Exercise directions ->
In the listing below, pick out lines with "JSON".
========
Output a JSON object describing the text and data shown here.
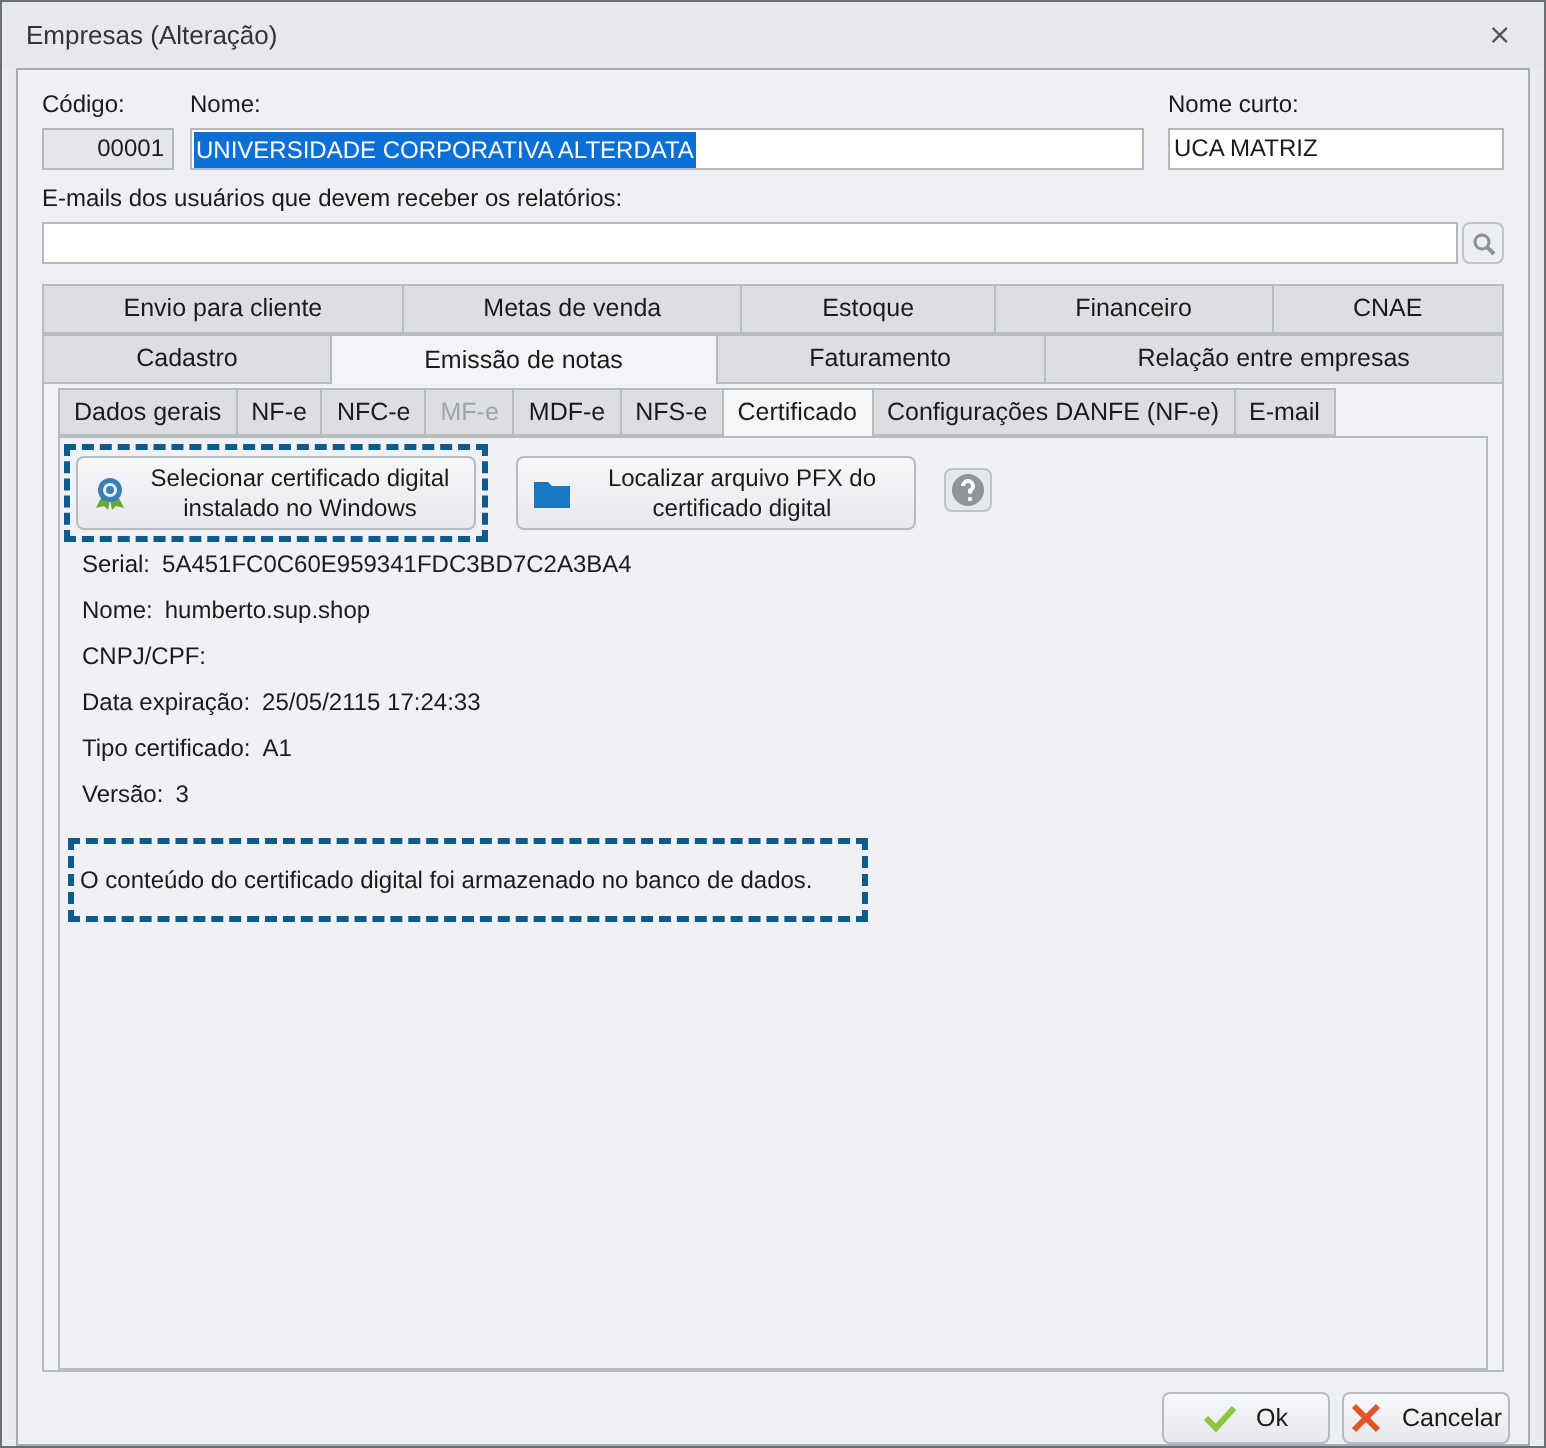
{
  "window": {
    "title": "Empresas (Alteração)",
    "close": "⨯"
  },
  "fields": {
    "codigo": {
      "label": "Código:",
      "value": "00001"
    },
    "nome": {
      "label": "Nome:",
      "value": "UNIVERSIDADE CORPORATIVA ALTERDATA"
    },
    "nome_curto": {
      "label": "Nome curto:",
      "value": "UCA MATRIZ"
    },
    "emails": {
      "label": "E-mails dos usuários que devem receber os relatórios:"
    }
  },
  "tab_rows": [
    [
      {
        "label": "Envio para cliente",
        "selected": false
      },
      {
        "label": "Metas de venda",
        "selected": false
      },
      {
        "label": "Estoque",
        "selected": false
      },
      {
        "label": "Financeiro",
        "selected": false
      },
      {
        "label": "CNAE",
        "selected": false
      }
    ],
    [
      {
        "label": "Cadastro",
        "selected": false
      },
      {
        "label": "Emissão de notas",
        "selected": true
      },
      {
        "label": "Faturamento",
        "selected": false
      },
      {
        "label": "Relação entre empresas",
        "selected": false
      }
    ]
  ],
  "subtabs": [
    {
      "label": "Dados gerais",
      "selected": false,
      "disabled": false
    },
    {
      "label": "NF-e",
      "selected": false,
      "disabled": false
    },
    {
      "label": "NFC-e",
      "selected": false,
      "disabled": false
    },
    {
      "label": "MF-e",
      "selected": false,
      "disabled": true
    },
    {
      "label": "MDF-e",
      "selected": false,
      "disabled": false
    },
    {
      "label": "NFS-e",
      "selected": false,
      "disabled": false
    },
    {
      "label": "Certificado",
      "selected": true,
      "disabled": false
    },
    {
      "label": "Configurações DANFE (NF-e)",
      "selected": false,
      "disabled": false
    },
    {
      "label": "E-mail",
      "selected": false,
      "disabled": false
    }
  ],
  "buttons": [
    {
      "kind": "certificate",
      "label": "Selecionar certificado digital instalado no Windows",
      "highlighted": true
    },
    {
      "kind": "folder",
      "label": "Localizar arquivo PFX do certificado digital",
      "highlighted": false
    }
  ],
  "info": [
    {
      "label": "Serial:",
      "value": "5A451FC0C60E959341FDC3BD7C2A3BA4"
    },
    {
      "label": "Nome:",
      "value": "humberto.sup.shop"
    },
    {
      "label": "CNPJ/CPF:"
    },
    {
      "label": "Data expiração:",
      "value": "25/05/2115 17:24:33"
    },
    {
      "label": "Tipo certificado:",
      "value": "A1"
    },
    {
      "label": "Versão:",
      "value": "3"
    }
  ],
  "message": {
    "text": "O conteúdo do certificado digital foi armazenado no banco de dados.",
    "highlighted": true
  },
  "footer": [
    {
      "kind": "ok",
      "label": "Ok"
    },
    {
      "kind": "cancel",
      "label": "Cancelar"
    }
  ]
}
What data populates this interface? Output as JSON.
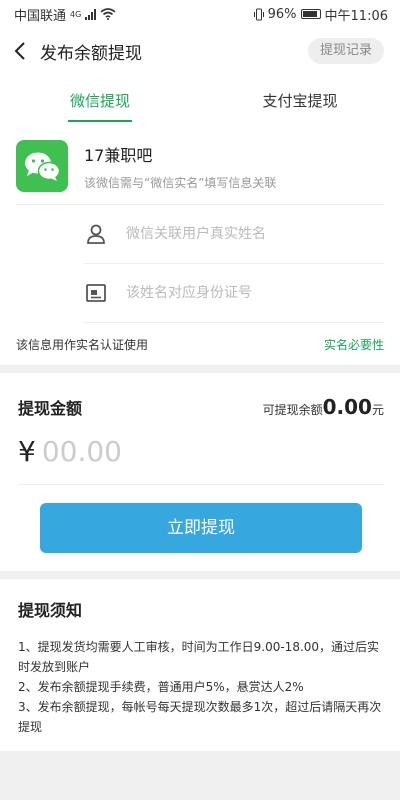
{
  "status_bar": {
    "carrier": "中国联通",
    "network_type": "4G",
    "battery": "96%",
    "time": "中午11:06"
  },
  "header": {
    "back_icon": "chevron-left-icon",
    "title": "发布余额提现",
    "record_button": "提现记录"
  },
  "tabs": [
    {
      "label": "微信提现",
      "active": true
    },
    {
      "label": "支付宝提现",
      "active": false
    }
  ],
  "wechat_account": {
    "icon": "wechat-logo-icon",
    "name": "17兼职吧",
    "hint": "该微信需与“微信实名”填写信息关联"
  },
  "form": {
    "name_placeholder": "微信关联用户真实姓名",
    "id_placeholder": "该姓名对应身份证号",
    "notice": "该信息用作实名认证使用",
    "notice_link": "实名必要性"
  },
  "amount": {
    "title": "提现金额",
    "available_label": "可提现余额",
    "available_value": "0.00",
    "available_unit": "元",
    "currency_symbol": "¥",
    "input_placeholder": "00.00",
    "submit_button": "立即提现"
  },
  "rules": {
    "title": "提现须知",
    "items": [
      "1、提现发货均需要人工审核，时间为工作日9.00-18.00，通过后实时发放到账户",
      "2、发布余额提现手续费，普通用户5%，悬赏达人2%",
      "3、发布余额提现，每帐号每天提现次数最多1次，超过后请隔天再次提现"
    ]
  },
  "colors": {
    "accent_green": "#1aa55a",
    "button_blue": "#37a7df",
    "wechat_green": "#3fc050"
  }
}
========
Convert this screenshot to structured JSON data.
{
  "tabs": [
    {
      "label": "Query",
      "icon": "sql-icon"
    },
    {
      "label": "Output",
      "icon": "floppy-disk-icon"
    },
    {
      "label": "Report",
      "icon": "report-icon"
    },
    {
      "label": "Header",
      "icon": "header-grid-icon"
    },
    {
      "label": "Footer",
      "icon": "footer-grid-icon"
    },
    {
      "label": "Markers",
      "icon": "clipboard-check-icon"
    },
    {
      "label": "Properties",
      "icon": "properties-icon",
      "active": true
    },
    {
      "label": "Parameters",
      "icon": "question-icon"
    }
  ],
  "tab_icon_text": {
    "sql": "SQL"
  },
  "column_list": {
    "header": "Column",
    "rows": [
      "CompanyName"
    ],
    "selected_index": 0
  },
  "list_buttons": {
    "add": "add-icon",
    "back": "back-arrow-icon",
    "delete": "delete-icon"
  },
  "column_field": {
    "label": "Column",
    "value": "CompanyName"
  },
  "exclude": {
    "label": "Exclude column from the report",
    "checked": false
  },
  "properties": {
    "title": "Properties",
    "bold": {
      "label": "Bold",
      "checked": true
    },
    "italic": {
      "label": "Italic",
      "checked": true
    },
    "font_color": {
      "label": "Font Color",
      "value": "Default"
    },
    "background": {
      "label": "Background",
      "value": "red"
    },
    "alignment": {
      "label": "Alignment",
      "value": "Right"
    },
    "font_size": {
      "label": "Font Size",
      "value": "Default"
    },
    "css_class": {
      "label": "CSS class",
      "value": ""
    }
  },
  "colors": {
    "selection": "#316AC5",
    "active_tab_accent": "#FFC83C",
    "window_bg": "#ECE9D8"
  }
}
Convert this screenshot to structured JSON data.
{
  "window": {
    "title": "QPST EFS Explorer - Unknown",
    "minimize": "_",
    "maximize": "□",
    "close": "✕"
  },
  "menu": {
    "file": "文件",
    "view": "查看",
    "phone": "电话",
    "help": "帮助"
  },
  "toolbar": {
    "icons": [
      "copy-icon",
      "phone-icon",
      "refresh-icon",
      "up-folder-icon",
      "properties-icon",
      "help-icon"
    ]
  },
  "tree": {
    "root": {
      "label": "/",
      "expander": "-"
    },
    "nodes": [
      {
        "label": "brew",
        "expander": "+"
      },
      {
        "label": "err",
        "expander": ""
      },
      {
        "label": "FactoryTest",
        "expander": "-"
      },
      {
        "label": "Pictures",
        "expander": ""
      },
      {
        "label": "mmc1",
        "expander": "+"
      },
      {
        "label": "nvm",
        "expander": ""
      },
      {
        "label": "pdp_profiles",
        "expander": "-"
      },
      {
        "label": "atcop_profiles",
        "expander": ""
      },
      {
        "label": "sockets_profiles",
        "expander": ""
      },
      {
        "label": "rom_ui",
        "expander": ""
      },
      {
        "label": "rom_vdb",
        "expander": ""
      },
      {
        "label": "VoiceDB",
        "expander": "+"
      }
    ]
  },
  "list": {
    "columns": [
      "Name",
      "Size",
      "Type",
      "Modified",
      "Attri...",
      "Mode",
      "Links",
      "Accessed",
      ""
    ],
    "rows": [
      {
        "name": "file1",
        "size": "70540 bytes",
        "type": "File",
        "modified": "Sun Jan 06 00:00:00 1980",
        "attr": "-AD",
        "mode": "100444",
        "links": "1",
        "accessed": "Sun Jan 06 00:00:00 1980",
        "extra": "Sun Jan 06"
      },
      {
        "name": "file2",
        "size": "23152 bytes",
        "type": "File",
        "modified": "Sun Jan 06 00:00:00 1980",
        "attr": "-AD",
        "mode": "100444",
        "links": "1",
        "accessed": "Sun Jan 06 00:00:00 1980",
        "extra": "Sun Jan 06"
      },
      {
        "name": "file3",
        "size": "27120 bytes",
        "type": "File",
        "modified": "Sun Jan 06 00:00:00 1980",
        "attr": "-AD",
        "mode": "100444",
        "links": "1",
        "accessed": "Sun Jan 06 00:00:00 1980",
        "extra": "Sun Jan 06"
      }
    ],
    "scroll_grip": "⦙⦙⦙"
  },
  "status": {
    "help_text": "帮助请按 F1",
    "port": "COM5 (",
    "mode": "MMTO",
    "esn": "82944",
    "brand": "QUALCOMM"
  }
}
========
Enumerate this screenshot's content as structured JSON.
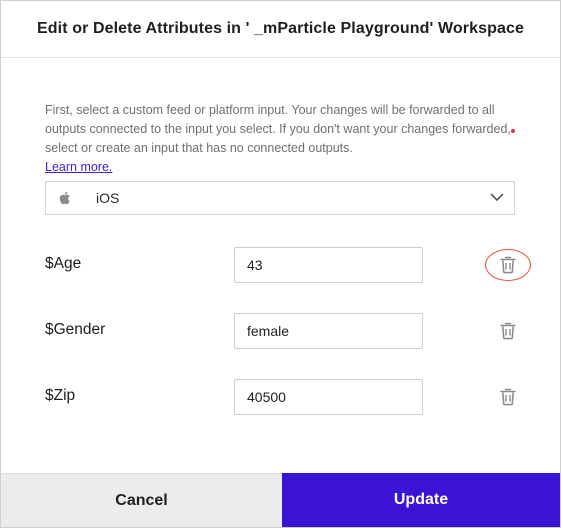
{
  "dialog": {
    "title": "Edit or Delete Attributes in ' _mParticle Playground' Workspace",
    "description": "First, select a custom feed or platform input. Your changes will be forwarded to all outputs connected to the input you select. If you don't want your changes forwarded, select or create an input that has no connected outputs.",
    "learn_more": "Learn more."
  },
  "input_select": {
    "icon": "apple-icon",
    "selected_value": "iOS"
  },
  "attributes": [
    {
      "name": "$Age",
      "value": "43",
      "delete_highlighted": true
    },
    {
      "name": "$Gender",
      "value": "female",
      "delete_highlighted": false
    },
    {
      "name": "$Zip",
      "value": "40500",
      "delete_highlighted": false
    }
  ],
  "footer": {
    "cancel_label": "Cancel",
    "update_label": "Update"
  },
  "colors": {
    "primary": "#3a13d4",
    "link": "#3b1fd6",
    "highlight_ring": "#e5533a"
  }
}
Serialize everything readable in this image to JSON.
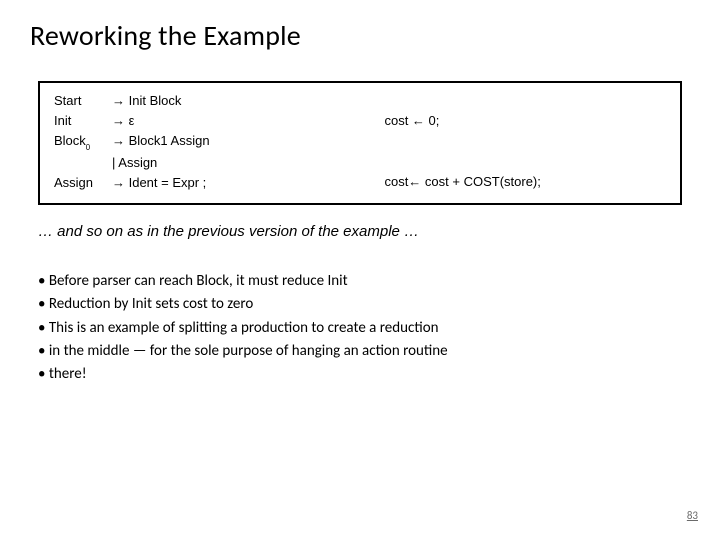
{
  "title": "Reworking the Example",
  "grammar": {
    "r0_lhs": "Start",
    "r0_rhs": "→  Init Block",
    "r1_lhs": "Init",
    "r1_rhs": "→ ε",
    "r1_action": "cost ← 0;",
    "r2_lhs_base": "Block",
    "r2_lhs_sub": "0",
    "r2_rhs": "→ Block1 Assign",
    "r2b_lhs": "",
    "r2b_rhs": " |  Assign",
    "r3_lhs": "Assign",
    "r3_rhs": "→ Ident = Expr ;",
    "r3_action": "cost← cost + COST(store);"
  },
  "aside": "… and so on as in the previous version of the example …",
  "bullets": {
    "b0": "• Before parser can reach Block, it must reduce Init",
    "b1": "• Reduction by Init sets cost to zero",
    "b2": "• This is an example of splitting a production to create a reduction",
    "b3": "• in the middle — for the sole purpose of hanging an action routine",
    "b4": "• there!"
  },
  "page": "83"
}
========
Output of the exercise ->
Output a JSON object describing the text and data shown here.
What data populates this interface? Output as JSON.
Convert this screenshot to structured JSON data.
Convert this screenshot to structured JSON data.
Enumerate this screenshot's content as structured JSON.
Serialize everything readable in this image to JSON.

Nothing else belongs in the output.